# Work request:
Check every line of the material below, and show those that contain "size".

# Data excerpts:
....
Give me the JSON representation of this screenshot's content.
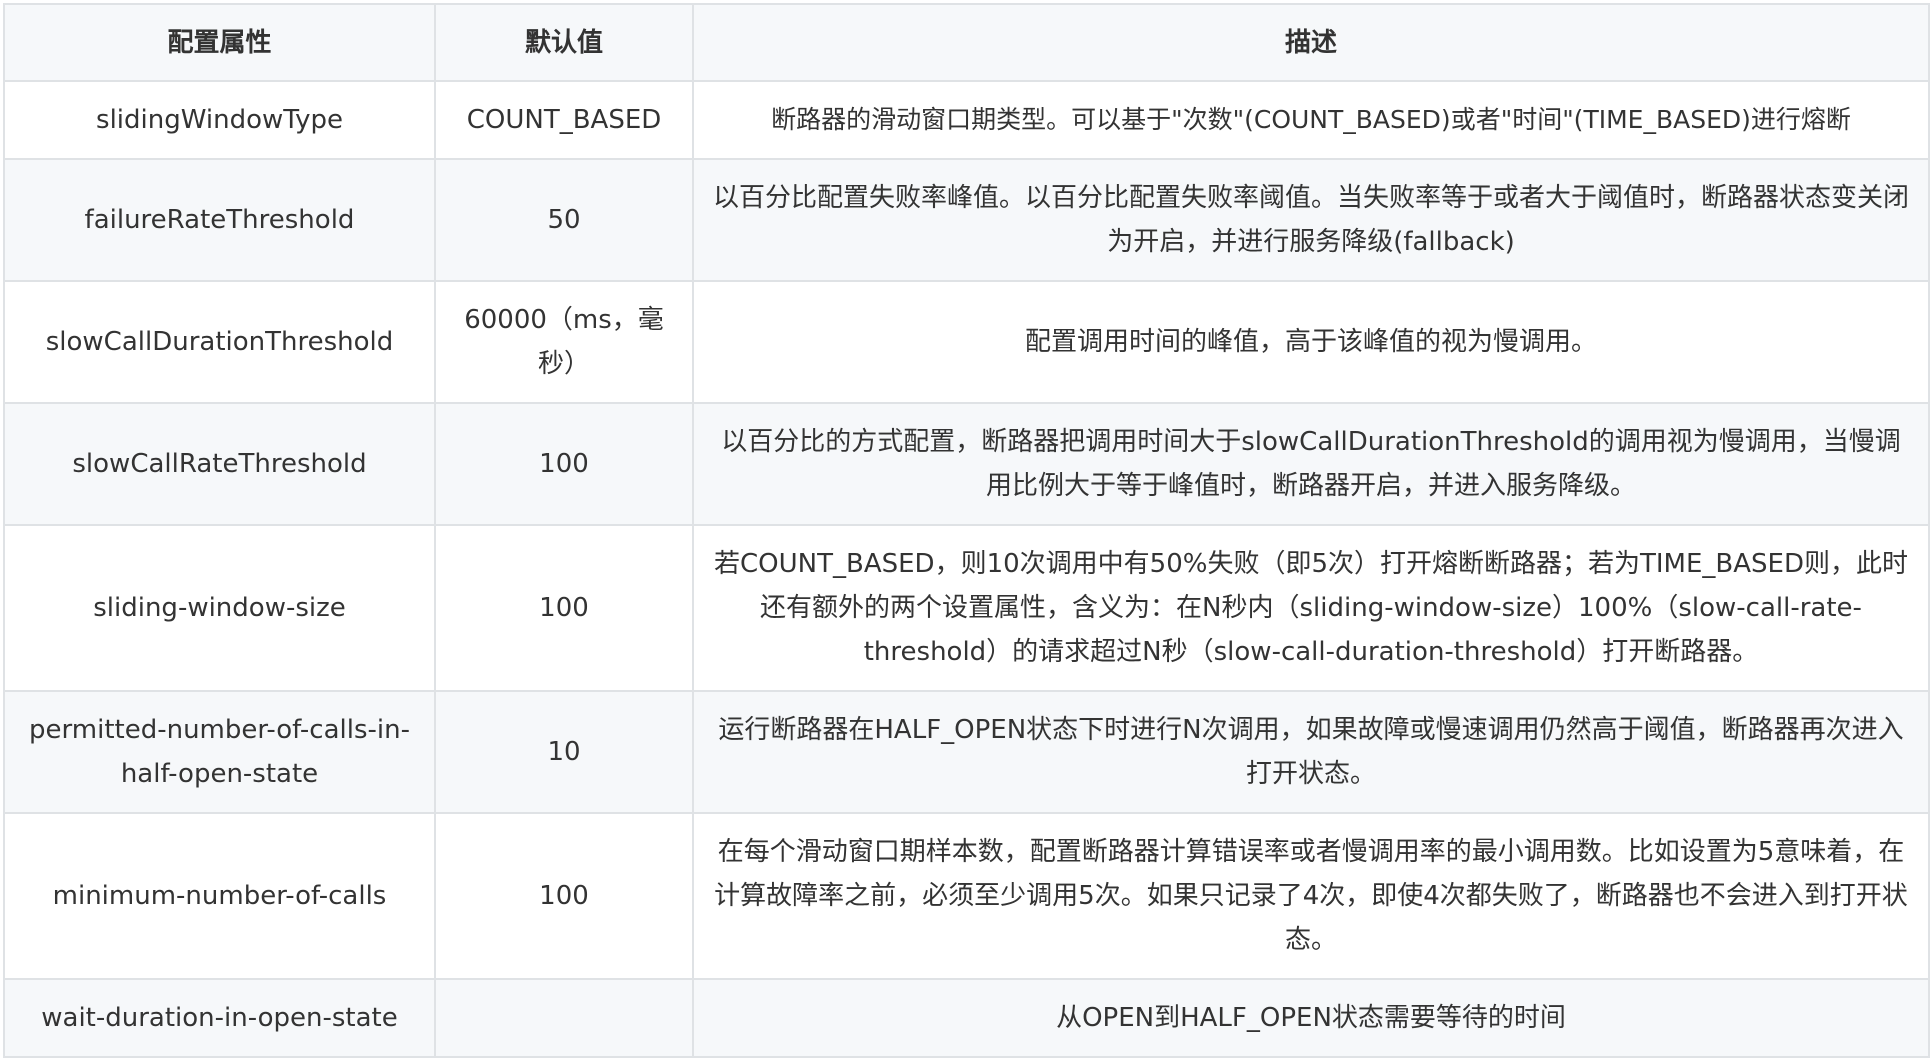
{
  "table": {
    "headers": {
      "property": "配置属性",
      "default": "默认值",
      "description": "描述"
    },
    "rows": [
      {
        "property": "slidingWindowType",
        "default": "COUNT_BASED",
        "description": "断路器的滑动窗口期类型。可以基于\"次数\"(COUNT_BASED)或者\"时间\"(TIME_BASED)进行熔断"
      },
      {
        "property": "failureRateThreshold",
        "default": "50",
        "description": "以百分比配置失败率峰值。以百分比配置失败率阈值。当失败率等于或者大于阈值时，断路器状态变关闭为开启，并进行服务降级(fallback)"
      },
      {
        "property": "slowCallDurationThreshold",
        "default": "60000（ms，毫秒）",
        "description": "配置调用时间的峰值，高于该峰值的视为慢调用。"
      },
      {
        "property": "slowCallRateThreshold",
        "default": "100",
        "description": "以百分比的方式配置，断路器把调用时间大于slowCallDurationThreshold的调用视为慢调用，当慢调用比例大于等于峰值时，断路器开启，并进入服务降级。"
      },
      {
        "property": "sliding-window-size",
        "default": "100",
        "description": "若COUNT_BASED，则10次调用中有50%失败（即5次）打开熔断断路器；若为TIME_BASED则，此时还有额外的两个设置属性，含义为：在N秒内（sliding-window-size）100%（slow-call-rate-threshold）的请求超过N秒（slow-call-duration-threshold）打开断路器。"
      },
      {
        "property": "permitted-number-of-calls-in-half-open-state",
        "default": "10",
        "description": "运行断路器在HALF_OPEN状态下时进行N次调用，如果故障或慢速调用仍然高于阈值，断路器再次进入打开状态。"
      },
      {
        "property": "minimum-number-of-calls",
        "default": "100",
        "description": "在每个滑动窗口期样本数，配置断路器计算错误率或者慢调用率的最小调用数。比如设置为5意味着，在计算故障率之前，必须至少调用5次。如果只记录了4次，即使4次都失败了，断路器也不会进入到打开状态。"
      },
      {
        "property": "wait-duration-in-open-state",
        "default": "",
        "description": "从OPEN到HALF_OPEN状态需要等待的时间"
      }
    ]
  }
}
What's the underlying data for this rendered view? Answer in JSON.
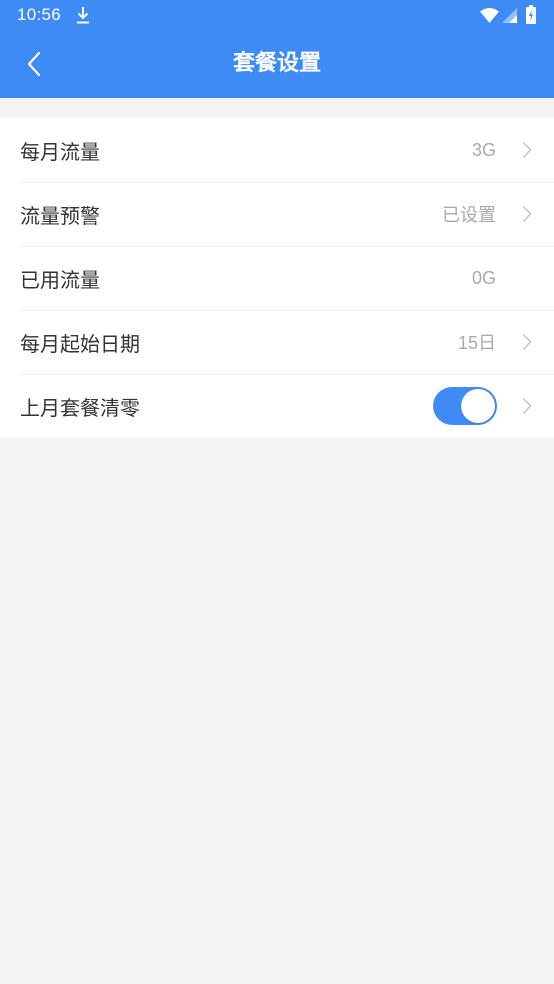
{
  "colors": {
    "accent": "#3e8bf6",
    "background": "#f4f4f4"
  },
  "status_bar": {
    "time": "10:56",
    "icons": [
      "download-icon",
      "wifi-icon",
      "signal-icon",
      "battery-icon"
    ]
  },
  "header": {
    "title": "套餐设置",
    "back_icon": "chevron-left-icon"
  },
  "settings": [
    {
      "label": "每月流量",
      "value": "3G"
    },
    {
      "label": "流量预警",
      "value": "已设置"
    },
    {
      "label": "已用流量",
      "value": "0G"
    },
    {
      "label": "每月起始日期",
      "value": "15日"
    },
    {
      "label": "上月套餐清零",
      "toggle_on": true
    }
  ]
}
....
# Final answer:
        "property": "sliding-window-size",
        "description": "若COUNT_BASED，则10次调用中有50%失败（即5次）打开熔断断路器；若为TIME_BASED则，此时还有额外的两个设置属性，含义为：在N秒内（sliding-window-size）100%（slow-call-rate-threshold）的请求超过N秒（slow-call-duration-threshold）打开断路器。"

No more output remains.